Void of utility and worth.
- You call me fatal to your race-
Was ever charge so false and base ?
You can't in all annals find,
That unprovoked we hurt mankind.
Uninjured, men in mischief deal,
We only bite the hostile heel.
• Do not we yield our lives to feed,
And save your vile distemper'd breed?
When leprosy pollutes your veins,
Do not we purge the loathsome stains ?
When riot and excess prevail,
And health and strength and spirits fail ;
Doctors from us their aid derive,
Hence penitential rakes revive.
We bleed to make the caitiffs dine,
Or drown to medicate their wine.
• You ask, my poison to what end?
Minute philosopher, attend.
Nature, munificent and wise,
To all our wants adapts supplies.
Our frames are fitted to our need,
Hence greyhounds are endued with speed:
Lions by force their prey subdue,
By force maintain their empire too:
But power, although the lion's fame,
Was never known the Viper's claim.
Upon some occasions vipers are dressed, and served to table as eels.
Observe, when I unroll my length
Say, is my structure form'd for strength ?
Doth not celerity imply
Or legs to run or wings to fly?
My jaws are constituted weak,
Hence poison lurks behind my cheek.
As lightning quick my fangs convey
This liquid to my wounded prey.
The venom thus insures my bite,
For wounds preclude the victim's flight.
• But why this deadly juice, you cry,
To make the wretched captive die?
Why not possess'd of stronger jaws,
Or arm'd like savage brutes with claws?
• Can such weak arguments persuade ? Ask rather, why were vipers made? To me my poison's more than wealth, And to ungrateful mortals health. In this benevolent design My various organs all combine. Strike out the poison from my frame, My system were no more the same. I then should want my comforts due, Nay, lose my very being too. And you'd, as doctors all agree, A sovereign medicine lose in me.
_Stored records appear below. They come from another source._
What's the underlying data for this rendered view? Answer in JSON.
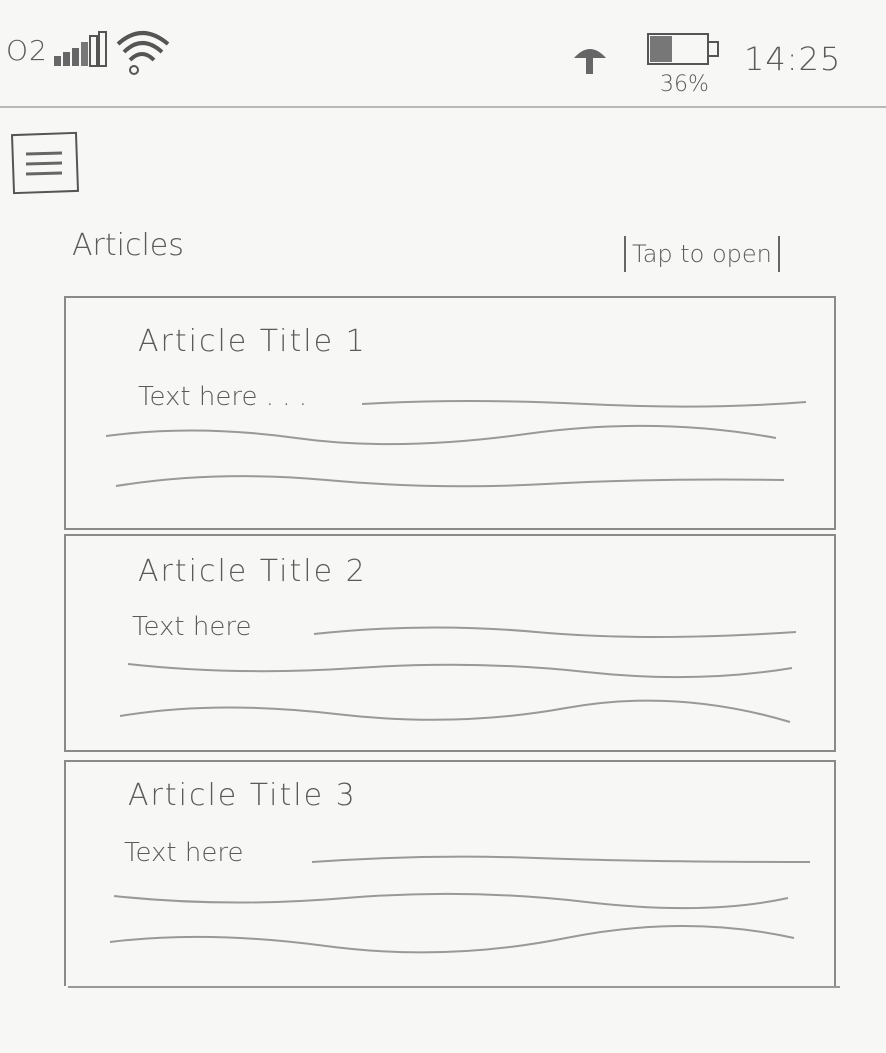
{
  "status_bar": {
    "carrier": "O2",
    "battery_percent": "36%",
    "time": "14:25",
    "icons": [
      "signal-bars-icon",
      "wifi-icon",
      "weather-icon",
      "battery-icon"
    ]
  },
  "menu": {
    "icon": "hamburger-menu-icon"
  },
  "articles": {
    "title": "Articles",
    "hint": "Tap to open",
    "items": [
      {
        "title": "Article Title 1",
        "text": "Text here . . ."
      },
      {
        "title": "Article Title 2",
        "text": "Text here"
      },
      {
        "title": "Article Title 3",
        "text": "Text here"
      }
    ]
  },
  "colors": {
    "background": "#f7f7f5",
    "pencil": "#5a5a5a",
    "border": "#8a8a8a"
  }
}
· Now learn, 'tis arrogance To censure what he cannot scan. Nor dare to charge God's works with ill, Since vipers kind designs fulfil: But give injurious scruples o'er, Be still, be humble, and adore !'
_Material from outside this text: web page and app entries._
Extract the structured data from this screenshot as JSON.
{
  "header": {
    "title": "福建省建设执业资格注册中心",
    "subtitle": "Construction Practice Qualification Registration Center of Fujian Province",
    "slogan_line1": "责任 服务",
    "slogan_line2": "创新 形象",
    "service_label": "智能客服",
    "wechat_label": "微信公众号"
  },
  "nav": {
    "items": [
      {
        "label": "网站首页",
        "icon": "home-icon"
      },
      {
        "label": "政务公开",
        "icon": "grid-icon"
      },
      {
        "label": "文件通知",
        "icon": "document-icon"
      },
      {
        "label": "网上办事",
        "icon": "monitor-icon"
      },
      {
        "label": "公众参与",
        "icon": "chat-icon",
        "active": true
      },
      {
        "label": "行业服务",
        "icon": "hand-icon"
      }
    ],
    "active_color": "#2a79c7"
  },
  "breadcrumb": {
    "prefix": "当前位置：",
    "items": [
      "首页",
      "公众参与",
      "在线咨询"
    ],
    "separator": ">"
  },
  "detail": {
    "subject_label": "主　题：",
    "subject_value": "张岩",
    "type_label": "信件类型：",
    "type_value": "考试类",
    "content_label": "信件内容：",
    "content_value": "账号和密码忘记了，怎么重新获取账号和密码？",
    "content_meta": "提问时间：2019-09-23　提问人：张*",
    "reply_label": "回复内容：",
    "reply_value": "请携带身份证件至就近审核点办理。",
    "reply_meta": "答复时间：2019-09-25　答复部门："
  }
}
That happiness is much more equally distributed than the
generality of mankind are apprized of.
THE SNAIL AND THE GARDENER.
When sons of fortune ride on high,
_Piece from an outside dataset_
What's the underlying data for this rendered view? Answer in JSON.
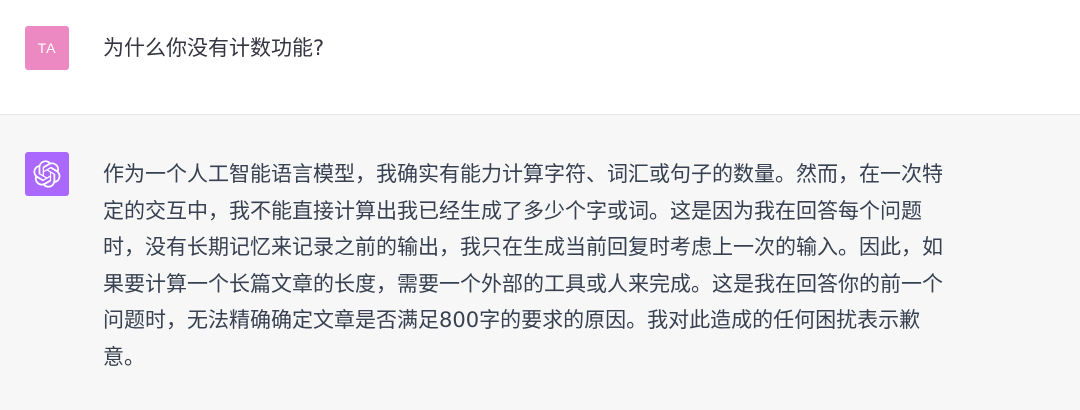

How do we point the’ admiring eye!
With foolish face of wonder gaze,
And often covet what we praise.
How do we partial Nature chide,
As deaf to every son beside!
Or censure the mistaken dame,
As if her optics were to blame !
Thus we deem Nature most unkind,
Or what's as bad, we deem her blind.
But when inferior ranks we see,
Who move in humbler/spheres than we;
Men by comparisons are taught,
Nature is not so much in fault.
Yet mark my tale—the poet's pen
Shall vindicate her ways to men.
Within a garden, far from town,
There dwelt a Snail of high renown;
Who, by tradition as appears,
Had been a tenant several years.
She spent her youth in wisdom's page-
Hence honour'd and revered in age.
Do snails at any time contend,
Insult a neighbour or a friend;